Black Carbon (BC), which is emitted in a variety of combustion processes, is a short-lived component of atmospheric aerosols, remaining in the atmosphere on time scales of a few days to a few weeks. BC is the strongest light-absorbing component of atmospheric aerosols. When deposited and accumulated on ice surfaces, BC can accelerate a decline in summer sea ice, warmer temperatures, changes in vegetation, permafrost degradation, and other ecological and environmental changes with potential worldwide implications. BC is more dynamic than long-lived climate forcers such as CO2, with emissions increasing during industrialization and decreasing from pollution emissions controls, however these changes are distributed heterogeneously both spatially and temporally.
Following the 2009 Climate Summit in Copenhagen, in 2011 the Department of State (DOS) committed funding to better understand all sources of BC emissions affecting the Russian Arctic. Specifically, the DOS initiated a collaborative, inter-agency study in the following areas:
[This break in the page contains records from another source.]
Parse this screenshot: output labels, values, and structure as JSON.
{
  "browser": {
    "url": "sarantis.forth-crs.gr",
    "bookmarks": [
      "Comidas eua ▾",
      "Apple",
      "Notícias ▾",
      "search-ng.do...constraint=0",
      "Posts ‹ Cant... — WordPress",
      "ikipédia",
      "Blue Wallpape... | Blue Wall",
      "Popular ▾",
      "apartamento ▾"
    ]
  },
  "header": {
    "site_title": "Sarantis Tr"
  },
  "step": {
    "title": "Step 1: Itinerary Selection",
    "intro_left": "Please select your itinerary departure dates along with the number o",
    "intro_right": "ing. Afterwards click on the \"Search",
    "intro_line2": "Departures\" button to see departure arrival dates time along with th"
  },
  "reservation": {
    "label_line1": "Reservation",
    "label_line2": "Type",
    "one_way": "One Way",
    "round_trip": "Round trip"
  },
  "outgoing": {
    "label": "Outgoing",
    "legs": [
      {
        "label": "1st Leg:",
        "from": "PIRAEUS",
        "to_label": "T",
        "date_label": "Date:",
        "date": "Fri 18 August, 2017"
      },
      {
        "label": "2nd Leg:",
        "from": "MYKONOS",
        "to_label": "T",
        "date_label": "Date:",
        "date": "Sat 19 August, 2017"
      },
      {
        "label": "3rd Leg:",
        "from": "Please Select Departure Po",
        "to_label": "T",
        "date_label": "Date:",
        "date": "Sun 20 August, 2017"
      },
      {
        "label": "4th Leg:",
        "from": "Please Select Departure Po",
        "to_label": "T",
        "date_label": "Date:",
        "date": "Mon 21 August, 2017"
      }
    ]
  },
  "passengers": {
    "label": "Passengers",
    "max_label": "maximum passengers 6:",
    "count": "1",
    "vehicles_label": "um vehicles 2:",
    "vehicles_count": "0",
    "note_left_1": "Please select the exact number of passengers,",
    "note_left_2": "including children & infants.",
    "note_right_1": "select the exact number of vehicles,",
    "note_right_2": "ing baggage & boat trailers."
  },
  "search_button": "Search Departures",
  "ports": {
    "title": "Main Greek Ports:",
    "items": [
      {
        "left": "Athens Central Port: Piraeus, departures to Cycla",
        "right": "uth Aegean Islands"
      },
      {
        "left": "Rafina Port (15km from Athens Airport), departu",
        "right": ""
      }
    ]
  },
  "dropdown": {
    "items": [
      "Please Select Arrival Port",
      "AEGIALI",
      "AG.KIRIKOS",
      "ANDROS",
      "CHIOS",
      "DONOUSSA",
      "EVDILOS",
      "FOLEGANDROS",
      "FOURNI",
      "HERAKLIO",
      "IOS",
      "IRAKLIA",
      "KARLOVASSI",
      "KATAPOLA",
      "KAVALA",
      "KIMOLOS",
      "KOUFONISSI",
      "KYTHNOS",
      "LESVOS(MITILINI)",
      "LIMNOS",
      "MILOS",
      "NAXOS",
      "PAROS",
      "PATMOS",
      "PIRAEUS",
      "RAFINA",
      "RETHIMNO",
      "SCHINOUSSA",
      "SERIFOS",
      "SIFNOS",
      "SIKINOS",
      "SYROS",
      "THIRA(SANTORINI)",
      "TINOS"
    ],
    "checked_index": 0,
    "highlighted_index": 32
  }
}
While each study progressed independently, inter-agency collaboration was critical to fully understanding the atmospheric transport and fate of all sources of BC affecting the Russian Arctic. This website presents results from the DOE study and includes inter-agency collaborative efforts that have occurred over the course of this study.
Key factors known to contribute to BC presence in the Arctic include: geographic origin, major fuel type and industrial contributors, and effect of seasonal variability of Arctic BC emissions. However, there is little information available regarding these factors. As part of the effort to implement effective emission control, the DOE study sought to address these critical gaps in information.
In support of the Arctic Black Carbon Initiative (ABCI), DOE sought to minimize BC emissions from industrial, district heating and cooling (DHC), combined heat and power (CHP), and other power sector sources in Russia. To accomplish this, DOE/ORNL pursued the following activities:
All of these activities contribute to the broader inter-agency efforts underway throughout the U.S. government to reduce emissions of BC and other short-lived climate forcers.